The Food Network recently aired an episode of the competition Chopped, contestants were told to make a dish using a basket of random ingredients like bacon, mangoes and banana bread. Now, imagine the same challenge, except the basket had to be replaced by 1000 pounds of discarded food.
The Pittsburgh nonprofit 412 Food Rescue had a challenge ahead of them but one that they were ready to take on. They connected with hundreds of local businesses, finding out that hundreds of pounds of good surplus foods were available for donation every day. By using its own app, the group ended up putting together the largest volunteer-led food transport network in a single urban region.
Unfortunately, there wasn't a kitchen anywhere in the region that would be able to accommodate the extremely large gifts coming from big donors and turn those into single-serving meals.
So in 2019, the organization decided to open it's own kitchen called the Good Food Project. Paying zero money for food and they weren't creating any waste, the kitchen is a model for effective food recovery and distribution.
Food waste makes up about 25% of all material in landfills—more than any other single source of waste—and when it rots, it’s a leading cause of greenhouse gas emissions.
The Good Food Project prevents waste by transforming food that might go to the landfill into healthy, heat-and-eat meals and shelf-stable items packaged in compostable containers. These meals are then distributed to nonprofit partners serving the needy.

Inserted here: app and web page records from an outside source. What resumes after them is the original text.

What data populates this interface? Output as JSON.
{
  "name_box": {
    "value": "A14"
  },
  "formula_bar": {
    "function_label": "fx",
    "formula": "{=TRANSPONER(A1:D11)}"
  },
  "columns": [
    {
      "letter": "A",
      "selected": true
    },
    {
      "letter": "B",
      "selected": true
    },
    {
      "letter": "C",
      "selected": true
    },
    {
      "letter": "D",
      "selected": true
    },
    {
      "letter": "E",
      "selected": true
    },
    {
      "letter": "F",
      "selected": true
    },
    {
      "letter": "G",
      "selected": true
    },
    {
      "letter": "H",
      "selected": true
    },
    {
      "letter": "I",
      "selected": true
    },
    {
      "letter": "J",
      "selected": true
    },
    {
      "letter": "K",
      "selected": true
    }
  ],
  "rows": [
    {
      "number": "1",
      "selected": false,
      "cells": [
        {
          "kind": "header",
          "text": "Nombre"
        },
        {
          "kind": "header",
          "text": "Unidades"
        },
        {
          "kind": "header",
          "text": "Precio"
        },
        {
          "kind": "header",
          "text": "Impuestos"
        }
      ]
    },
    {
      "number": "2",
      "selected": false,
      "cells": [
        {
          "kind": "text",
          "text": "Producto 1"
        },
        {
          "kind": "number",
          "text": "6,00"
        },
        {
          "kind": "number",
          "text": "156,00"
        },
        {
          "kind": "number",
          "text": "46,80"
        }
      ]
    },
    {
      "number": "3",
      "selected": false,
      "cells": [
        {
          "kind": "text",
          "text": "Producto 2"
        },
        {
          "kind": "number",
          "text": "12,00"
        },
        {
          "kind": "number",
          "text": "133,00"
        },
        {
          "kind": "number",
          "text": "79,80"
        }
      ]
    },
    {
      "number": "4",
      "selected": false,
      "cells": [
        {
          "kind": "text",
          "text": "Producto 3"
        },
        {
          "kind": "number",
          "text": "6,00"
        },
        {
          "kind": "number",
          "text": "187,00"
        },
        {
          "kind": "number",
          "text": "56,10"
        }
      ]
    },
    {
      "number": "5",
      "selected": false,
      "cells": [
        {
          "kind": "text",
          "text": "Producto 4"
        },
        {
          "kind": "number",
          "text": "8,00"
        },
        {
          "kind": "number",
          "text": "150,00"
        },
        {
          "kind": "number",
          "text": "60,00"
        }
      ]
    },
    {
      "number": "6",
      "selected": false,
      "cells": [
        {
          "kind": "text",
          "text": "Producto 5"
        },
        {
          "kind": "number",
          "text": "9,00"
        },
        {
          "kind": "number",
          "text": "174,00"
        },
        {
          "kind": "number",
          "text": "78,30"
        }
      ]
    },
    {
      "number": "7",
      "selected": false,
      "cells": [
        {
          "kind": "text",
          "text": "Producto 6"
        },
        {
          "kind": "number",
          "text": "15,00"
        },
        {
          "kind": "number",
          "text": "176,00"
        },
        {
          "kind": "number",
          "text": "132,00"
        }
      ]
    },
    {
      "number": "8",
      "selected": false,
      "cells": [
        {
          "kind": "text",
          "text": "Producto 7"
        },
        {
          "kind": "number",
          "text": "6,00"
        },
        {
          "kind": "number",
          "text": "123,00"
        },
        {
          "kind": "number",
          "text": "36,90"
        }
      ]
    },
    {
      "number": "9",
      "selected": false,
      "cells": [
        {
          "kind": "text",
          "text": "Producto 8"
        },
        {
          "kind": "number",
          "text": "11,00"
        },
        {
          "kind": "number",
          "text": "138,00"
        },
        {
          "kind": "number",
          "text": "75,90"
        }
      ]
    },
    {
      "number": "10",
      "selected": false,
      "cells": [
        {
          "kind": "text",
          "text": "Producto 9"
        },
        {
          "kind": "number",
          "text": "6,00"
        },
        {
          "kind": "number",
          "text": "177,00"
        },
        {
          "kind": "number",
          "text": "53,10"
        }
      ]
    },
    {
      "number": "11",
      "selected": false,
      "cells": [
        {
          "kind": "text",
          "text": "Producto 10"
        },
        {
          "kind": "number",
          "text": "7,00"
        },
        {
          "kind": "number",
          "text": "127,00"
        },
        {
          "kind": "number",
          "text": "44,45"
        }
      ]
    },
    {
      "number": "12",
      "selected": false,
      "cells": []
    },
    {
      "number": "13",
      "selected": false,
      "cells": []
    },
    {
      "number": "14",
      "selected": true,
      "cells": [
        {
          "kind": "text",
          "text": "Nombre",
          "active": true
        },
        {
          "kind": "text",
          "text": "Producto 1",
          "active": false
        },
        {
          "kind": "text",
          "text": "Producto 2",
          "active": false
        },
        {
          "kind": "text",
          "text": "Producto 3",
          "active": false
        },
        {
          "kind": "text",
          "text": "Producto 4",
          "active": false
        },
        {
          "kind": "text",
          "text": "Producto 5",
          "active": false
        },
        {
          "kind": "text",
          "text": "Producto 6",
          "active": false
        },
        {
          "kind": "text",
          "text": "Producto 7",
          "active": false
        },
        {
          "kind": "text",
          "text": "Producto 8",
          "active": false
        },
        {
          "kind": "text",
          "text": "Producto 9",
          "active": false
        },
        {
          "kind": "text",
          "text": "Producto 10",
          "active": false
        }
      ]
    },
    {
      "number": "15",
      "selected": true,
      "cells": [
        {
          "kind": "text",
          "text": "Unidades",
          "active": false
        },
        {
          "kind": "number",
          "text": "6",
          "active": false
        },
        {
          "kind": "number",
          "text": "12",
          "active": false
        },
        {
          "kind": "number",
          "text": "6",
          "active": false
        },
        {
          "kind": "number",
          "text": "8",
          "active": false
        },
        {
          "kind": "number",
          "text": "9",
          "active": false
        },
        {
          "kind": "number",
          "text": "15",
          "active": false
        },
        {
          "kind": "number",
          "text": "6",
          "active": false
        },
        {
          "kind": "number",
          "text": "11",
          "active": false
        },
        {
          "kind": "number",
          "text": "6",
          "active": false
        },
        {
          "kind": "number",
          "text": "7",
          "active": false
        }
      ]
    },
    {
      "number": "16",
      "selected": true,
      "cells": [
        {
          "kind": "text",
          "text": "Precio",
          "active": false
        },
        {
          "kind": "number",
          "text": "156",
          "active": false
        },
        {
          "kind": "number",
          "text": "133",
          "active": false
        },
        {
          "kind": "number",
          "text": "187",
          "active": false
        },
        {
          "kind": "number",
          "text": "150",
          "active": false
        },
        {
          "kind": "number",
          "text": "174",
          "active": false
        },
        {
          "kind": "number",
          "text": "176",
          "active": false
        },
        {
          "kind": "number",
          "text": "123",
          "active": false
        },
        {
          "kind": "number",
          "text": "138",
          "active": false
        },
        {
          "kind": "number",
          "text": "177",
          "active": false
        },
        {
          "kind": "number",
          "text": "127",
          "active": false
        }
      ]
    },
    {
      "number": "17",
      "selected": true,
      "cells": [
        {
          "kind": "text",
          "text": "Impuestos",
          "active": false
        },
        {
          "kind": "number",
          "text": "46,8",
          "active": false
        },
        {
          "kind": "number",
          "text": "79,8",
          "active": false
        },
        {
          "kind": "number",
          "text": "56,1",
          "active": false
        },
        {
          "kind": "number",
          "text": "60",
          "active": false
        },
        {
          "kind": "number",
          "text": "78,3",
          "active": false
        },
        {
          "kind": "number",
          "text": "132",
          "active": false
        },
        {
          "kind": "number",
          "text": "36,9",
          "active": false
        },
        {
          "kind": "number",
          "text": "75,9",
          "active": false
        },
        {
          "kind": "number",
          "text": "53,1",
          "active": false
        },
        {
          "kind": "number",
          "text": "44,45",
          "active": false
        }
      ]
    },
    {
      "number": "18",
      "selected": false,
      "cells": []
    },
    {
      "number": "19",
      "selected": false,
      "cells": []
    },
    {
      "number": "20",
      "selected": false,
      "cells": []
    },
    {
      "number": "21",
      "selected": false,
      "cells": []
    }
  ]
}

The donations come from partners like Gordon Food Service, which may find themselves with food that is still perfectly good to eat, but cannot be sold due to aesthetic standards, sell-by timelines, or transit mishaps.
SOURCE: GOOD NEWS NETWORK